_Exercise prompt_. Whenever a line in the following entries includes "title", tally it. Report nothing except the final count.

_Dataset excerpts_.
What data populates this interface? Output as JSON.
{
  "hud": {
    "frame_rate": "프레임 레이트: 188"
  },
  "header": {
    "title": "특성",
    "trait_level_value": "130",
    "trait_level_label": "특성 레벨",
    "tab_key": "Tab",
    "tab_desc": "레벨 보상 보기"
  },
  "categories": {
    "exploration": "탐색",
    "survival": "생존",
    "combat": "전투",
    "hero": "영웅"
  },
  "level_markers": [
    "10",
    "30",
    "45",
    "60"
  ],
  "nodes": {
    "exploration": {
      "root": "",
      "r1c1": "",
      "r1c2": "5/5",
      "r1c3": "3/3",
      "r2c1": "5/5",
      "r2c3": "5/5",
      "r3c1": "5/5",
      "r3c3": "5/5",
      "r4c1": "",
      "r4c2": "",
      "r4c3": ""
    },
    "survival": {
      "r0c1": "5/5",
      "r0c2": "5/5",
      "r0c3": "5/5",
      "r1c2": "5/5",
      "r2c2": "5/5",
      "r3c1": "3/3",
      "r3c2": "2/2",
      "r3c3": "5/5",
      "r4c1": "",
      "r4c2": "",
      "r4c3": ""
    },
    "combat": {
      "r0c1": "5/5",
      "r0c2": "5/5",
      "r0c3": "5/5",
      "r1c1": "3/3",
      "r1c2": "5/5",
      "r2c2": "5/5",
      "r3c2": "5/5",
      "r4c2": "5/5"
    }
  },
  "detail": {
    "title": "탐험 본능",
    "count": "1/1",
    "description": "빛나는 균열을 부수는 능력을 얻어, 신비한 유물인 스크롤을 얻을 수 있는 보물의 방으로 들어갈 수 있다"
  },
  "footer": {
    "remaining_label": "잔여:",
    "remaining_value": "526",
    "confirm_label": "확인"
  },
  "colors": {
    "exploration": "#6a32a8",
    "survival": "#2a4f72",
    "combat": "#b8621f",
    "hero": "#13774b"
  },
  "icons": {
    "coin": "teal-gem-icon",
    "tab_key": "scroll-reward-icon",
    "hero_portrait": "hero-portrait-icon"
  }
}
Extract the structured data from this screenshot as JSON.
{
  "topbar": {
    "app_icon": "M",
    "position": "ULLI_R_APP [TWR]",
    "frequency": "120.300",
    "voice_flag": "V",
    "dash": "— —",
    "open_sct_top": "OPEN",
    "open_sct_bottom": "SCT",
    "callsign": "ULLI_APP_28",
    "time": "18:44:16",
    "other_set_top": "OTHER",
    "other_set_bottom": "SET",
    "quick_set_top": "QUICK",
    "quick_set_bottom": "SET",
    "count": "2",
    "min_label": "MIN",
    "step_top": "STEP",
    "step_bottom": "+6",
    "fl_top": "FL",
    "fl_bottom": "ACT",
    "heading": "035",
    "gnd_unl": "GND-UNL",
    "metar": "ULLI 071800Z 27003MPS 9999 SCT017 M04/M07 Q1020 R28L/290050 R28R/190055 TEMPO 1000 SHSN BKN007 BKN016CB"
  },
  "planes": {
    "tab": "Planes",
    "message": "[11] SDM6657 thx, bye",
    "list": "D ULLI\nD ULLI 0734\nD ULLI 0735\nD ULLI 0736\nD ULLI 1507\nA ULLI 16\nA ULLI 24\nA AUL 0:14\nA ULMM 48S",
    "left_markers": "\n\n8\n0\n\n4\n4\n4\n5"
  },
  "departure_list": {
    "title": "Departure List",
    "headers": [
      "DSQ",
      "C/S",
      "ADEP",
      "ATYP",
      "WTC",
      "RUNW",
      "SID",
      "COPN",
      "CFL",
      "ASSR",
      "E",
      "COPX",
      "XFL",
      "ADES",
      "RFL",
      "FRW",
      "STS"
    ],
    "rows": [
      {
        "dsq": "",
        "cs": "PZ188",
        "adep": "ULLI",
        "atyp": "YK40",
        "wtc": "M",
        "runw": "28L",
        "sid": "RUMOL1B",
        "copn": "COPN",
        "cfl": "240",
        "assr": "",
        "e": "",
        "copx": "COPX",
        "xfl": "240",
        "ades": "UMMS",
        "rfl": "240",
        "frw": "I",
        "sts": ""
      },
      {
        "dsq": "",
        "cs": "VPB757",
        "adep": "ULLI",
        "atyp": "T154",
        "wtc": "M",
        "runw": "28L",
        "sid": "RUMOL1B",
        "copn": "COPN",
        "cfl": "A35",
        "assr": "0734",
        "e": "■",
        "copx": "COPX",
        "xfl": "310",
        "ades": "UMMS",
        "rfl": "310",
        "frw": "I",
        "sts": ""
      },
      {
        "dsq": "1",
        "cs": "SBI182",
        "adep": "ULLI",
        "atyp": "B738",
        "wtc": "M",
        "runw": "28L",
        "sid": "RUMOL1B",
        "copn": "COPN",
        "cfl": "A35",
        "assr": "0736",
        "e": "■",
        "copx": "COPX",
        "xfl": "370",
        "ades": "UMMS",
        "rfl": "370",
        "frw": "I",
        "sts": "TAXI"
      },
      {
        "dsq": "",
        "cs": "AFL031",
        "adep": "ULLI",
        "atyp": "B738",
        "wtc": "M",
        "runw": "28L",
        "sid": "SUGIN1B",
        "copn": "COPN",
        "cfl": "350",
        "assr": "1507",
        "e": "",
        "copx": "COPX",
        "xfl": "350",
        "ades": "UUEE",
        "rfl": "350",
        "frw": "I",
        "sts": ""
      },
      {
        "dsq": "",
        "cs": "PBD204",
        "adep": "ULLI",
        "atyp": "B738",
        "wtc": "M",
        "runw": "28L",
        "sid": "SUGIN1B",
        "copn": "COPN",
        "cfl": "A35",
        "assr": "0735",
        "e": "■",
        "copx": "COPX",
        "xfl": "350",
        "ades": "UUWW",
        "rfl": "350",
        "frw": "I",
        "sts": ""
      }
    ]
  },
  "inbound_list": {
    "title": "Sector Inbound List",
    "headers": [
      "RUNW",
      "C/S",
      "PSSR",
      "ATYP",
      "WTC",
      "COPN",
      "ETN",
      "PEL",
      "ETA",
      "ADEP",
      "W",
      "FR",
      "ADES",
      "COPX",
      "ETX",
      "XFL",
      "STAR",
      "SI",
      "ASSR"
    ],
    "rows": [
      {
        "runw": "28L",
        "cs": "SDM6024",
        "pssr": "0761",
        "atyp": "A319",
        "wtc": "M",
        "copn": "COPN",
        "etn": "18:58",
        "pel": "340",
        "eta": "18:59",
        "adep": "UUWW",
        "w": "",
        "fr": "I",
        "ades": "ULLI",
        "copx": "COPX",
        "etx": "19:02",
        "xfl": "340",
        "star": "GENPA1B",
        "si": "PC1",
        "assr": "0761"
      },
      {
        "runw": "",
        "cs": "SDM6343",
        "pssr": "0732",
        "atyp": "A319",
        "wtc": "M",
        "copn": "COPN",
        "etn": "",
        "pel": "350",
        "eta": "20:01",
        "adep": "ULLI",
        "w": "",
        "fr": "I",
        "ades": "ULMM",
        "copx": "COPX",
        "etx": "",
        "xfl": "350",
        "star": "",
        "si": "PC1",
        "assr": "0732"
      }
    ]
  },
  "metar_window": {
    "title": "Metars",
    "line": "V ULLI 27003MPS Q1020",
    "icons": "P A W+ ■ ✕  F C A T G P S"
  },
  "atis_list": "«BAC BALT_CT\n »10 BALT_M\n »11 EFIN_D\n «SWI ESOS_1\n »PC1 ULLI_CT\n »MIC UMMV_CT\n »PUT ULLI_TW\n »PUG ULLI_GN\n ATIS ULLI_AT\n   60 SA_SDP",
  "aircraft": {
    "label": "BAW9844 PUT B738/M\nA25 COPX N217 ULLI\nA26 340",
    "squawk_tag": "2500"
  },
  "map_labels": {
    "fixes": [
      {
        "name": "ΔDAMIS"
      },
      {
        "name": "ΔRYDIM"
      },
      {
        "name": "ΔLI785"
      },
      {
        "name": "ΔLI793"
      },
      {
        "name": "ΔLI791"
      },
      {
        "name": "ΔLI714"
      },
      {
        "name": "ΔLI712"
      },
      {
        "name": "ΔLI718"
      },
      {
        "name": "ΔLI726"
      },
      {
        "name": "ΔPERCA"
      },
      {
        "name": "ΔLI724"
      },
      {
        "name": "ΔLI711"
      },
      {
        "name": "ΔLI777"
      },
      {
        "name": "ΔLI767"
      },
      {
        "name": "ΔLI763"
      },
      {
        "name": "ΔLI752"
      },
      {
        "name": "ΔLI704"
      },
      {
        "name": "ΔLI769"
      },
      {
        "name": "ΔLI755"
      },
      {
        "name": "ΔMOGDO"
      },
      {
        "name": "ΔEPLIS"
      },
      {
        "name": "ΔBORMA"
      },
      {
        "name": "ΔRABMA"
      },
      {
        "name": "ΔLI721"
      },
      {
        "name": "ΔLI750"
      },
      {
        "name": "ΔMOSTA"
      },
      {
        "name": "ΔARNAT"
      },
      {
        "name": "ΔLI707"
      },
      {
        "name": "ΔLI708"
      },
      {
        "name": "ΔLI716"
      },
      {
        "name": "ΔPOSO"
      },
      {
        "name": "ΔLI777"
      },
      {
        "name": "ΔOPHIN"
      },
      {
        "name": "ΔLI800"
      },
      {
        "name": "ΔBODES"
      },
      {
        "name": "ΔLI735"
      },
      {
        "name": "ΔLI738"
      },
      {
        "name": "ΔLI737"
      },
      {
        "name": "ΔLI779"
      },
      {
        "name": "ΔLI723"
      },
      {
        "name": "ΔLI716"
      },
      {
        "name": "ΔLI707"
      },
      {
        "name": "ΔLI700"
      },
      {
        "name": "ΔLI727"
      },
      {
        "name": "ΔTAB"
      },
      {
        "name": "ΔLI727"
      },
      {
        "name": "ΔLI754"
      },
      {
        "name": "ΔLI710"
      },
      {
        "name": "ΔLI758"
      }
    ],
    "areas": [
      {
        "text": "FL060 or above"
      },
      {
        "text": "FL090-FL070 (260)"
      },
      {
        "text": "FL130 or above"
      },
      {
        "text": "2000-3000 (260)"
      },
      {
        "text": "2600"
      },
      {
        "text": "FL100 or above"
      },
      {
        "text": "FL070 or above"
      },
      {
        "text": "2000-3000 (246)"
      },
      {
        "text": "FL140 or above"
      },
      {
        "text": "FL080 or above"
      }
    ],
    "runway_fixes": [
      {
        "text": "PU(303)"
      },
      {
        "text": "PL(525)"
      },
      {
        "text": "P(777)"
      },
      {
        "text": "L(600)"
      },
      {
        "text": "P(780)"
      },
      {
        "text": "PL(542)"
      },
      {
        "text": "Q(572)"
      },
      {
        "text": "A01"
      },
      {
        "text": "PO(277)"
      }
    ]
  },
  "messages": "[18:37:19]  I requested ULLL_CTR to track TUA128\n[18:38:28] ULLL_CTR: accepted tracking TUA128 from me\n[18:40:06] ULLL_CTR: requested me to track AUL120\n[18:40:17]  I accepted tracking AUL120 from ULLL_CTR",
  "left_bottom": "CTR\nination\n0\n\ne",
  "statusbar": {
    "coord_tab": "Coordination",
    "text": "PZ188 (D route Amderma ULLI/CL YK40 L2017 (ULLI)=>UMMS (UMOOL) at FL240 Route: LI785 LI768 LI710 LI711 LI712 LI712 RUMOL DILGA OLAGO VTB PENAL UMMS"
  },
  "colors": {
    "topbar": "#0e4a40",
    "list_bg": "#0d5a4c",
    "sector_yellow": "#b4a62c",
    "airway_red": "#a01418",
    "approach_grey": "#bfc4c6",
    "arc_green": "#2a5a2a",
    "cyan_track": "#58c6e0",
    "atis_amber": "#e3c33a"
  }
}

_Response to the exercise_. 5